= Task item =
From the listing that follows, report the number of lines with the word "Subscription" in them, and no other output.

[[ Provided information, beginning ]]

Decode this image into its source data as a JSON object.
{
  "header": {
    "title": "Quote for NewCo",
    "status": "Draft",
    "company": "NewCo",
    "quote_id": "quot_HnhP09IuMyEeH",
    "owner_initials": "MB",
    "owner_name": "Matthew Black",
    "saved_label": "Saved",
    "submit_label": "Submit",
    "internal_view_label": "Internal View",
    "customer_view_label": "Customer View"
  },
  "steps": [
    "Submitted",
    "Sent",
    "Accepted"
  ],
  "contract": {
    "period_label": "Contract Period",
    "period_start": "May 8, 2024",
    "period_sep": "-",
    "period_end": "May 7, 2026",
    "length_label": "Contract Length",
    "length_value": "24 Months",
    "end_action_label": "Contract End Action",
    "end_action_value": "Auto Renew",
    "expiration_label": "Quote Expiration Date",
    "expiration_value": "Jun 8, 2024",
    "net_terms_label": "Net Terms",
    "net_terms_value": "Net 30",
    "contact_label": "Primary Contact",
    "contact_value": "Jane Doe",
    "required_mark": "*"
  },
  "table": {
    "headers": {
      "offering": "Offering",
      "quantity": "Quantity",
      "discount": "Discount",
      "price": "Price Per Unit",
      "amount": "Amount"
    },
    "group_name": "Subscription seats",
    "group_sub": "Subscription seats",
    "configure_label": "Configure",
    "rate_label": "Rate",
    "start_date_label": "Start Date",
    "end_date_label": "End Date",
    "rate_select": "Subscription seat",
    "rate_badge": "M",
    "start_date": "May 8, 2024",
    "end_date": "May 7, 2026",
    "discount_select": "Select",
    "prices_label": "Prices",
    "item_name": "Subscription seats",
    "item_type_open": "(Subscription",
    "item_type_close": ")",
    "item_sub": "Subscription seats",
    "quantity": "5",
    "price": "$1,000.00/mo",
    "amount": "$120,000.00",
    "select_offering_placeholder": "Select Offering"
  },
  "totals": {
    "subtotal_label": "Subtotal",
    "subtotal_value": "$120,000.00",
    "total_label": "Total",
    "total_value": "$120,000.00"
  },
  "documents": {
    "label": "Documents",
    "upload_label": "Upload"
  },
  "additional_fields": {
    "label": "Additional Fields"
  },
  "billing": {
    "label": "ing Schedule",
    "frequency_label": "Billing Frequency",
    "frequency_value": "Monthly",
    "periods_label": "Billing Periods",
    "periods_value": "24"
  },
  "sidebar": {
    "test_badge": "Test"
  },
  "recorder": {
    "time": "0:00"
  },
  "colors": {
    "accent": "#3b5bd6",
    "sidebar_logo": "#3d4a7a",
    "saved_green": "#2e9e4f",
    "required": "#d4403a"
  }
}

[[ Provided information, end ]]

= Solution to this task =
6